Events took a darker turn, though, when police highlighted the match during Operation Oikos, alleging that several Valladolid players may have received money to lose the game as part of a gambling fix.
After a tumultuous season Valencia had emerged on top in both league and cup over their new rivals. But what would become of this enmity as summer rolled around, blood cooled, and personnel came and went at both clubs? Would it ebb away and become just another game?
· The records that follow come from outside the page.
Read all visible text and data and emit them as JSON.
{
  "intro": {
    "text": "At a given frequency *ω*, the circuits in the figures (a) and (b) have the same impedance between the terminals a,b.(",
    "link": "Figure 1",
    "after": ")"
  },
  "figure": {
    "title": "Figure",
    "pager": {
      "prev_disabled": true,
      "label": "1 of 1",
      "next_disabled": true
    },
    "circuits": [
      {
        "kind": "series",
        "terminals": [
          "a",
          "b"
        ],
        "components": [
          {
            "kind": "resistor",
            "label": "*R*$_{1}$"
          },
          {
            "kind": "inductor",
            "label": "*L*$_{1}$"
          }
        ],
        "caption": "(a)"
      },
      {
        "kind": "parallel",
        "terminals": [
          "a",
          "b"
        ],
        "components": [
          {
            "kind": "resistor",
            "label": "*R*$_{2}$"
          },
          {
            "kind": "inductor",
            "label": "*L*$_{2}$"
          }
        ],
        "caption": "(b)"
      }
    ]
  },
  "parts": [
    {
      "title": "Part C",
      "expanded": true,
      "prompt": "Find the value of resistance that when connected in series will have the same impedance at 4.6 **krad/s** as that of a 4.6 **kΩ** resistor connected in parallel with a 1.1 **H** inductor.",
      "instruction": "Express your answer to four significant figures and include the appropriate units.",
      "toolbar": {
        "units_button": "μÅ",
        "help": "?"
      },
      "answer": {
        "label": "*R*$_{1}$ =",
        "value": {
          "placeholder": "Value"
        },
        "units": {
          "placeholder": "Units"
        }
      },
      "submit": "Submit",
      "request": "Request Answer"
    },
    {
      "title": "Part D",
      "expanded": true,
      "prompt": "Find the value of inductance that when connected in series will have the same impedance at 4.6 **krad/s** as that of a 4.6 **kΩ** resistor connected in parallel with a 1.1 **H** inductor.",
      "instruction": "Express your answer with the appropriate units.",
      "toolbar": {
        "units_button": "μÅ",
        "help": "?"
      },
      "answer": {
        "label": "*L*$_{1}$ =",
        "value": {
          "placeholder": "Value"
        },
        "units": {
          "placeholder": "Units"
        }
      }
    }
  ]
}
Or would there be enough fuel to keep passions smouldering for when they next met?
Fortunately, this season’s two matchups have given us more evidence of the latter.
Despite the removal of Marcelino after his early-season sacking, September in Mestalla saw a thrillingly full-blooded 3-3 draw, full of fist pumps and incident.
Valencia limped into February’s return fixture depleted by injuries but found a Getafe side in no mood for charity as they ruthlessly demolished their opponents in as one sided a 3-0 victory as it’s possible to see. Jorge Molina, whose unfortunate cup miss had become Valencia folklore, was simply unplayable; scoring twice before receiving a standing ovation as he left the field. The manner of defeat provoked something of a meltdown in the Valencia defence that would derail them for weeks to come.
Valencia arrived weakened, Getafe had been waiting, and Bordalás was not one to forgive and forget. “Tocò dos veces Jorge Molina” crowed Getafe’s official twitter feed, riffing on that now-famous commentary line.
This rivalry still has some chapters to be written.